Excellent movie. Excellent actors. I like the calm flow of the movie. Dialogs are strong: very realistic, not cultivated in a predictable and understandable main stream drama form. The hostage scene is brilliant. In many movies the characters react in a movie-like way, shaped in how the characters would react if...too cultivated, mostly showcases for actors to show how emotional and brilliant they can play their roles. In this movie the characters many times don't know what to say or how to react and that's brilliant in my opinion. In real life you don't have strong and powerful one-liners at hand. But still it is a movie and put into a form, a calm and understated, but brilliant form.
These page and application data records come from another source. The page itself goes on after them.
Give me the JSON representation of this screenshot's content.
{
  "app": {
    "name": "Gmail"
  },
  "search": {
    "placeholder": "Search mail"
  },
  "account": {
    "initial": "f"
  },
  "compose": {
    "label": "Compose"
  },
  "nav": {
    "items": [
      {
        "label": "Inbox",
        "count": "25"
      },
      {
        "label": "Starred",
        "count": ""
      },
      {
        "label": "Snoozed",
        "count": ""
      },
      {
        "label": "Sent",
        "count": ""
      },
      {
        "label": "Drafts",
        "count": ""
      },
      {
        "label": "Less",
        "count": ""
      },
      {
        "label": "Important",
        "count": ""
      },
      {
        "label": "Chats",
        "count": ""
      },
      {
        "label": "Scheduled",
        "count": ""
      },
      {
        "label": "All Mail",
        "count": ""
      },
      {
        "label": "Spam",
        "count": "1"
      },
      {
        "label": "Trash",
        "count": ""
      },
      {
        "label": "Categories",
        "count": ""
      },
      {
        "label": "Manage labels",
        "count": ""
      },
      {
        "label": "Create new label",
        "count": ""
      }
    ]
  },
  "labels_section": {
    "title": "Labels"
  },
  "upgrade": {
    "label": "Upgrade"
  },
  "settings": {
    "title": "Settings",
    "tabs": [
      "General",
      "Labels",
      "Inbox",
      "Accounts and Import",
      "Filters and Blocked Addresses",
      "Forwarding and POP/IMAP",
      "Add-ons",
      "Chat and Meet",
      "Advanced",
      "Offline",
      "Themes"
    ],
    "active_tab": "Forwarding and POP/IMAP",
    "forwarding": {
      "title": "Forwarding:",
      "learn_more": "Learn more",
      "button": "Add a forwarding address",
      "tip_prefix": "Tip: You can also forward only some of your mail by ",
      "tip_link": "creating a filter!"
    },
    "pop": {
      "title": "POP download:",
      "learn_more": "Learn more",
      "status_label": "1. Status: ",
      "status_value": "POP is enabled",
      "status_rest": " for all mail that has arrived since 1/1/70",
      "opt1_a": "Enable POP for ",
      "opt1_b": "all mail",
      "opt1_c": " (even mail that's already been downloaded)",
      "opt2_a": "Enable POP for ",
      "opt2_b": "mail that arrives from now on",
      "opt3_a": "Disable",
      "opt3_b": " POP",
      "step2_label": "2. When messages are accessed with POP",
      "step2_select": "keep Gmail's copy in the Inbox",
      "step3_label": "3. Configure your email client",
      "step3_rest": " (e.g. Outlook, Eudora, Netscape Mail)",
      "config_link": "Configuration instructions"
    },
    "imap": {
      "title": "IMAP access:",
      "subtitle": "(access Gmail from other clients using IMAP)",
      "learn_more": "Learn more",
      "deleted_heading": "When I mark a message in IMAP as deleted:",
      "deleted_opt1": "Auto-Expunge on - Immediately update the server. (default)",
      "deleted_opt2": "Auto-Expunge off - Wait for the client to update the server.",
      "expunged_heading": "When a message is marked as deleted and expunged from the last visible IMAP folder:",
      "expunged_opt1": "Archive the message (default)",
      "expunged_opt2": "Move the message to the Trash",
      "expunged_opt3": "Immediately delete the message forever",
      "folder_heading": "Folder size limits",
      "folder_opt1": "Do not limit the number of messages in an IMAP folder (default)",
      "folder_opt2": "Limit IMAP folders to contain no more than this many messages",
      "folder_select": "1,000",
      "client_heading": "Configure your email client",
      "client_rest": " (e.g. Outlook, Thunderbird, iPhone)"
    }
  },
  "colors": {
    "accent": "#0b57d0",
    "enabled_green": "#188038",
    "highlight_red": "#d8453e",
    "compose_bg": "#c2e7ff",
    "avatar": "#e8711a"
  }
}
Philip Baker Hall's Sidney kept me riveted from the first scene to the last. He play the mesmerizing, enigmatic title character with rare mastery and grace. The supporting characters are no slouches either. John C. Reilly is marvelous as Sidney's sweet, if somewhat slow witted protege. Samuel Jackson could have easily coasted on this one, simply repeating a performance from any of a number of previous tough guy types. Instead he creates an entirely new character, one with a reptilian quality not seen in his usual thugs. Even Gwenyth Paltrow is unusually strong as Clem, the waitress who wants it understood that, even if she sometimes sleeps with men for money, she is definitely NOT a prostitute. I've been a fan of PT Anderson for a while now, and this film gave me new insight into why it is I like him so much. Anderson is that great rarity in modern filmmaking, an actor's director. He gathers terrific actors and inspires them to career-topping performances. There's no fiendishly complex plot here, no nailbiting suspense, no big payoff at the end. Just marvelous actors making the most of an excellent script.